At first glance, this sounds like in reality an absolutely horrible decision, but it merely reinforces the vital American principle of free speech.
It also reminds us that if we want to uphold the positive aspects of the First Amendment, we cannot stifle the negative.
An appellate court had ruled in favor of the father of a fallen Marine who sued Kansas pastor Fred Phelps of Westboro Baptist Church for leading a protest that “intentionally inflicted emotional distress” at his son’s funeral, but the Supreme Court ruled overwhelmingly in favor of Phelps in an 8-to-1 decision.
With this ruling, deluded parishioners of the church can continue to hold up signs reading “thank God for dead soldiers” and “God hates fags” near military funerals.
In other words, they can spew hateful rhetoric against a grieving nation and abuse their First Amendment rights by pushing disgusting messages onto society.
Rulings like this, however, are nothing new. A case in the ‘70s ended in victory for neo-Nazis who used their First Amendment rights to march through the streets of Chicago.
If we want to protect our right to speak for positive change we cannot stifle the misguided voices of those who use their constitutional right for negative change.
Silencing political hate groups and their divisively un-American rhetoric would be un-American in and of itself.
With this in mind, USC’s Policy on Free Expression and Dissent contains certain provisions that are disconcerting.
Because USC is a private, not public, institution, it is not necessarily required to adhere to the same First Amendment policy as is promoted by the Supreme Court.
USC’s policy holds that free speech in the form of “coercive disruption” is not acceptable.
This includes that no student may use, according to the SCampus, “fighting words” with which “(i) the speech, considered objectively, is abusive and insulting rather than a communication of ideas and (ii) it is actually used in an abusive manner in a situation that presents an actual danger.”
Regardless of how controversial or “abusive and insulting” these words might be, taking away our right to use them is a serious restriction of the First Amendment, even if USC is a private institution.
People who invoke their right to free speech are passionate about their cause, whether it be positive or negative, and as such some of their rhetoric might not be pleasant for everyone to hear and listen to.
We are students at an increasingly prestigious university with a mission that includes free inquiry and an exploration of ideas.
Thus, we cannot continue to be subject to restrictive university policies that take away the passion and complete freedom of expression that should come on a campus that promotes such a mission.
When this passion and freedom of expression does not violate the stipulation of “reasonable time, place, and manner,” which ensures that nobody is in danger and that normal everyday proceedings are not disrupted by demonstrations, all ideas should be allowed.
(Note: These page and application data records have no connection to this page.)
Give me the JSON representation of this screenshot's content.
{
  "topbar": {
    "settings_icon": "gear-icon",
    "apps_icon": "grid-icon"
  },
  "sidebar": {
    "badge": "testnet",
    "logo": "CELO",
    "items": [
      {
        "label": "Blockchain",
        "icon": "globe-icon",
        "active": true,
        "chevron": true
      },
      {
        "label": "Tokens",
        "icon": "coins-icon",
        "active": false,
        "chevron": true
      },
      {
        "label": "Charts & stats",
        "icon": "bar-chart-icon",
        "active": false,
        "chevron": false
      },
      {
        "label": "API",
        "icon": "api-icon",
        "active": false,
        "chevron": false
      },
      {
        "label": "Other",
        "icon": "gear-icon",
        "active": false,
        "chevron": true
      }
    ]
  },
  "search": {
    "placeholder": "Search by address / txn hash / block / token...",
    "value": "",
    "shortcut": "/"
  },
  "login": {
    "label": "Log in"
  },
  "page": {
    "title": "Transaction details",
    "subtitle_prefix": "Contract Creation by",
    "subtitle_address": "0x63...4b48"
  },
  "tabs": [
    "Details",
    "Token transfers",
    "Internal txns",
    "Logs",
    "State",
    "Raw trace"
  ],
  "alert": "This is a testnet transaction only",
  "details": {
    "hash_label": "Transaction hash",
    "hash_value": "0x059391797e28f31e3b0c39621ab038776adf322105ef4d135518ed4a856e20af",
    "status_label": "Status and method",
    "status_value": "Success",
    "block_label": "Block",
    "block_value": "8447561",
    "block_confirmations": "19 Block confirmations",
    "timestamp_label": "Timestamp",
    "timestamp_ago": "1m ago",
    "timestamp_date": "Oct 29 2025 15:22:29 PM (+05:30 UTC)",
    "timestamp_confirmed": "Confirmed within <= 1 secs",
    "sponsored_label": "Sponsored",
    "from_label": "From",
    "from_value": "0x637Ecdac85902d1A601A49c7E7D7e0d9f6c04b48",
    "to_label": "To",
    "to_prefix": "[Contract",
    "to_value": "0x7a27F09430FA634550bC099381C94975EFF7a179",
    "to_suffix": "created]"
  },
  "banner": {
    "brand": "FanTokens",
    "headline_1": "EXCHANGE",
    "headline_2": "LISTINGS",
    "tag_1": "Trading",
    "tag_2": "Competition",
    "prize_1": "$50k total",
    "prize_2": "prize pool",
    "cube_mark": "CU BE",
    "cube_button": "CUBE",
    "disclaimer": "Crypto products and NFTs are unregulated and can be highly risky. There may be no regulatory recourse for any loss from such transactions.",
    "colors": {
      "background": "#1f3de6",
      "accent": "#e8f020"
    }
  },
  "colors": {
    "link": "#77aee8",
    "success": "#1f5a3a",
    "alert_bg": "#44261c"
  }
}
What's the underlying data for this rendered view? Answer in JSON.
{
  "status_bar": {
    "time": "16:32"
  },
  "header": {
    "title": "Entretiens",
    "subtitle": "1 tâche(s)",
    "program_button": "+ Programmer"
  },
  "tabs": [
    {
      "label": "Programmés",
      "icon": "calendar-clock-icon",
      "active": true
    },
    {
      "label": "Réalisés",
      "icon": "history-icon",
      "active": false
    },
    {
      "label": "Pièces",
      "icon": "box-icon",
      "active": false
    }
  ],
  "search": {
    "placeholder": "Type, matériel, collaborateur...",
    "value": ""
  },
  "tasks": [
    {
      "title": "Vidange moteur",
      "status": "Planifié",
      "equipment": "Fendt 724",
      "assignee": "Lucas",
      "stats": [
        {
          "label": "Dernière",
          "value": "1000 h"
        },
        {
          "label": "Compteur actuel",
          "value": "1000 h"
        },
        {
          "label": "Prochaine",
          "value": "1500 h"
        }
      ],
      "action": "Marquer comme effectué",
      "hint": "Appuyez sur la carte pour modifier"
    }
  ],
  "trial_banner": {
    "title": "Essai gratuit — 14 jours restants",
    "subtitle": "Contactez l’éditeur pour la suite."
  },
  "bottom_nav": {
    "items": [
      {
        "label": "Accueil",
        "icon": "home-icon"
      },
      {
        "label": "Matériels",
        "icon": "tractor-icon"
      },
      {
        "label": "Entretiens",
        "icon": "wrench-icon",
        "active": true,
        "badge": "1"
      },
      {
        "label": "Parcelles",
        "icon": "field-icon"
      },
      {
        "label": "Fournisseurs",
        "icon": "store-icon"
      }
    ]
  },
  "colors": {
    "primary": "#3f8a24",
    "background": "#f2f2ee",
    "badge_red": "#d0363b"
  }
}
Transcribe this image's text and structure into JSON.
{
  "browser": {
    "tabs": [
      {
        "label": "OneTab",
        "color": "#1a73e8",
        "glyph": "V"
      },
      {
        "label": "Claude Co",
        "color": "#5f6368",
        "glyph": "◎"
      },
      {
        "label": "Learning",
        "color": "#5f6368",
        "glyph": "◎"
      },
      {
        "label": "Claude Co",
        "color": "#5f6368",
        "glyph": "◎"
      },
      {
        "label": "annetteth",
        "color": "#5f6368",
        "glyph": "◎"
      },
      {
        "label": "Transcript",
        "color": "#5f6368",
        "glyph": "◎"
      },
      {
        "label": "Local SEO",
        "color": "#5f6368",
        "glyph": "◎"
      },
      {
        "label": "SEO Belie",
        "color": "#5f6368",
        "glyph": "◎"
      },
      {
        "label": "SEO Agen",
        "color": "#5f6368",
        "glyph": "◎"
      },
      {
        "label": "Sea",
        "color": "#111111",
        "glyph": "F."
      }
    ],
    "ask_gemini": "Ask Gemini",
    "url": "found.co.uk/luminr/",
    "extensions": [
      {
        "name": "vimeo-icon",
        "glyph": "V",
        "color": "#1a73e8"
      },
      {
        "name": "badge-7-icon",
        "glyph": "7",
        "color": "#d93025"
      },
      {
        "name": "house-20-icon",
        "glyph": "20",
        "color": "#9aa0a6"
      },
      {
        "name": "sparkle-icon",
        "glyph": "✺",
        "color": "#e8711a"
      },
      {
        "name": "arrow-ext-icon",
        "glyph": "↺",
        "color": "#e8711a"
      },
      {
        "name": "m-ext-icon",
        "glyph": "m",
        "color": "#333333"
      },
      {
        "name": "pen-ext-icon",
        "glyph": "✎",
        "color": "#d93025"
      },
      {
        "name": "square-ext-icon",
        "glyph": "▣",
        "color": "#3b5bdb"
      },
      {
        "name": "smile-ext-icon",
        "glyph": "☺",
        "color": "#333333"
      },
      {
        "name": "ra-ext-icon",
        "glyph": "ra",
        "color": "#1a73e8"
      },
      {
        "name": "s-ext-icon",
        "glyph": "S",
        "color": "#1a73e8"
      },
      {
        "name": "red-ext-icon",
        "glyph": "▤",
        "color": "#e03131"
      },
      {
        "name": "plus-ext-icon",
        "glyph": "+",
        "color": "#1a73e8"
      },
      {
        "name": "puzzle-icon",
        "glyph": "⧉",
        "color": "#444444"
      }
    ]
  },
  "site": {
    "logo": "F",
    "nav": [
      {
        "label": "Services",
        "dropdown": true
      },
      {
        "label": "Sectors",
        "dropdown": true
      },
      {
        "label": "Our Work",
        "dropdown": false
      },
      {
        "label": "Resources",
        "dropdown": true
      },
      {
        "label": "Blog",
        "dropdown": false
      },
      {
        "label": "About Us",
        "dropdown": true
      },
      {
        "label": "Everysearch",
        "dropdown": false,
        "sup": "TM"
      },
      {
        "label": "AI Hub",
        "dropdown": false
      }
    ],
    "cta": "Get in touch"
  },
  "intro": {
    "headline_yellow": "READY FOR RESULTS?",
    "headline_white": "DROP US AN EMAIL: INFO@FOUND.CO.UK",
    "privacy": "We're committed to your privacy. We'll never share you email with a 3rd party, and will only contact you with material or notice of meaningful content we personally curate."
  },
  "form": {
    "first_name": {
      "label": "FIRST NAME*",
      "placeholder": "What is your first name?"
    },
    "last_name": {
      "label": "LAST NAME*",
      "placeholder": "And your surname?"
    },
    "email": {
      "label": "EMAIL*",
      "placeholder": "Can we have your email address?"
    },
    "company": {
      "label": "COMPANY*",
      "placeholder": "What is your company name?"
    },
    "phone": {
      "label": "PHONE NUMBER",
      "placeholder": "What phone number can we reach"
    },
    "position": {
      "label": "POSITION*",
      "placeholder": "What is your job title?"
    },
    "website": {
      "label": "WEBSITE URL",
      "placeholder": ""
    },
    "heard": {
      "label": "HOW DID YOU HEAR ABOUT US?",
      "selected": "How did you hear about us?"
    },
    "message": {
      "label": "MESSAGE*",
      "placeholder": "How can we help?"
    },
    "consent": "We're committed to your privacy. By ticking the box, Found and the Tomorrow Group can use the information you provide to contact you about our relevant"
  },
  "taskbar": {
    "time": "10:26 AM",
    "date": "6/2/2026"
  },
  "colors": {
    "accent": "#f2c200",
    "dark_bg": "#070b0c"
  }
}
Of course, as people who are tolerant of other beliefs and seek to make a positive impact on the world, we should continue to make a point of exercising our First Amendment rights in ways that spark thoughtful, peaceful discussion without resorting to the bigotry and inflammatory tactics employed by groups such as Westboro Baptist Church.
Still, the Supreme Court’s consistent protection of tactics like these emphasizes the need to allow them in order to keep our own right to peaceful protest and a respectful public expression of opinion.
Although USC is a private institution, it is a place that reflects the very best of America and the world.
We should tolerate messages that we do not necessarily agree with or support. Though these messages might disgust us and be inflammatory, we are still obligated to allow them because of the First Amendment.
The point here is to push the envelope of ideas and allow free expression of what we can be exposed to as much as possible and form our own opinions.
Continuing to allow anything less would be a disservice to our great school and its intellectually curious students, an idea of which Snyder v. Phelps reminds us.
Sarah Cueva is a freshman majoring in political science.